But Cooke says he’s never had any “dramatic blow-up” as a result of a review. In occasions where musicians he knows have questioned what he’s written, Cooke says his sensitive and open approach to reporting has helped him back up his reviews and opinions.
Edmonton Sun’s Entertainment Columnist Jenny Feniak says her relationship with Edmonton’s artists is an important part of the job.
“That’s actually why I am doing what I’m doing. My relationships with the artists here in Edmonton preceded my work as a journalist.”
Feniak has lost friends over poor reviews, but she says a close familiarity with the rhythm of a music community, like Cooke’s, is crucial.
“It’s important that you have a working knowledge of what happens, and how it’s happening, and where it comes from . . . the local scene is different than the major label industry.
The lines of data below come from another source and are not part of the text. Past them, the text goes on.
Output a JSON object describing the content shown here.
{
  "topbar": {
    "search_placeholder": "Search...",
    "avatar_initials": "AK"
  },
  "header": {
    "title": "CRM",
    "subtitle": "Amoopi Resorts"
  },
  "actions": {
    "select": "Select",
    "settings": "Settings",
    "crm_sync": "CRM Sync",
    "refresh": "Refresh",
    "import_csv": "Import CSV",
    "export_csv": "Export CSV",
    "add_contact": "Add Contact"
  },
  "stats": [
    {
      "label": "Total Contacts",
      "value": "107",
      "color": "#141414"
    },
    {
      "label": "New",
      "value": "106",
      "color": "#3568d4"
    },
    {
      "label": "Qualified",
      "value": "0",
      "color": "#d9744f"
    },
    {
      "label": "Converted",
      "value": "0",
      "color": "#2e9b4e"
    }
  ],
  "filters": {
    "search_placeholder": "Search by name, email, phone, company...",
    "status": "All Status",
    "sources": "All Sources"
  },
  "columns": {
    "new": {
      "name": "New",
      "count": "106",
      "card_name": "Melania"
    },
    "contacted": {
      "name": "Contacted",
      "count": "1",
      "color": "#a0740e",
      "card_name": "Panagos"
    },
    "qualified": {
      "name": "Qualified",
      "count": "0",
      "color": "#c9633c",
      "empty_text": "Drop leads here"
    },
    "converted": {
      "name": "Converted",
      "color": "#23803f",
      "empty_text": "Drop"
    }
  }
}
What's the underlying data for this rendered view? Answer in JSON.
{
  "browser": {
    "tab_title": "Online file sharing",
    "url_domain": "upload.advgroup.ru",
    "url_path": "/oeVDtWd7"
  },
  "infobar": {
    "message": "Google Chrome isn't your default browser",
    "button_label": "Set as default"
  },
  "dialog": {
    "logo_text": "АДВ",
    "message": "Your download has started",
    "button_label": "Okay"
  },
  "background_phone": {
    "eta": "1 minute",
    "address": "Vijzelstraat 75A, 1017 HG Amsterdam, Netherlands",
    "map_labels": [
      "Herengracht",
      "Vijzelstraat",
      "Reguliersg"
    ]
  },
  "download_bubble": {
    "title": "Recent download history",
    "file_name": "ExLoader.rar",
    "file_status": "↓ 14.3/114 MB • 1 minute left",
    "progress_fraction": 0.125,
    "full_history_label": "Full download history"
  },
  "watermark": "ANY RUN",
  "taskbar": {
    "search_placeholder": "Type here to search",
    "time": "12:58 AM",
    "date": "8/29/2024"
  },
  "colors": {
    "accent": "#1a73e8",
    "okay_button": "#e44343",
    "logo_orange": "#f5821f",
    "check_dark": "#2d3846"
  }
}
It works in an entirely different dynamic.”
It may be this working knowledge that has won Cooke three consecutive wins as “Best News Writer”, as voted by the Coast’s readers.
Though it takes Cooke a minute to confirm his number of wins – as he recalls where he’s displayed each of the three plaques — he says it’s been a great compliment.
Even if it’s one he doesn’t fully understand.
“(The Herald) is like the complete… opposite of the Coast. That amuses me more than anything probably, that this . . . award is being won by the other end of the spectrum.”
Cooke says he doesn’t think about the reader when he writes; he’s just trying to tell a story.
Thorne says Cooke’s reign as “Best News Writerâ€ makes sense.
“I think it’s a testament to his reputation in the scene, because a lot of people that . . . would be voting in that would be the people that know him, and are musicians, and have dealt with him on a press level.”
Mat Dunlap, co-founder and a driving-force behind Halifax’s Just Friends music collective knows Cooke, his radio show, and his column well.
“I’ll find myself reading his reviews about movies or shows that I would never go see, just because he wrote it.”
Dunlap co-hosts the popular Let’s Get Baked radio show, and designs websites for Halifax artists. He says he often approaches Cooke with new music and news of upcoming shows.
“I mostly bring over the latest albums to him because I know he’s such a collector . . . just to get it in the Stephen Cooke archives.”
Dunlap says Cooke’s “Best News Writer” wins and his auxiliary rock-star status in Halifax are well deserved.
“For Stephen Cooke it’s a great thing. He’s kind of earned that title. Just from being here for so long . . . He does a big duty to Halifax.”
Cooke, while grateful, says he isn’t looking to defend his title in this year”s “Best of Halifax” awards, when they are released in the Coast’s November 8th issue.
“I kind of hope I don’t get it. It was pretty sweet . . . because readers are voting on it . . . But, it makes me wonder, what does that say about newspaper writing in Halifax? Certainly there must be something a little more vital than local bands and movies.”
“But that,” Cooke says, “is what people read about.”
And, apparently, it is.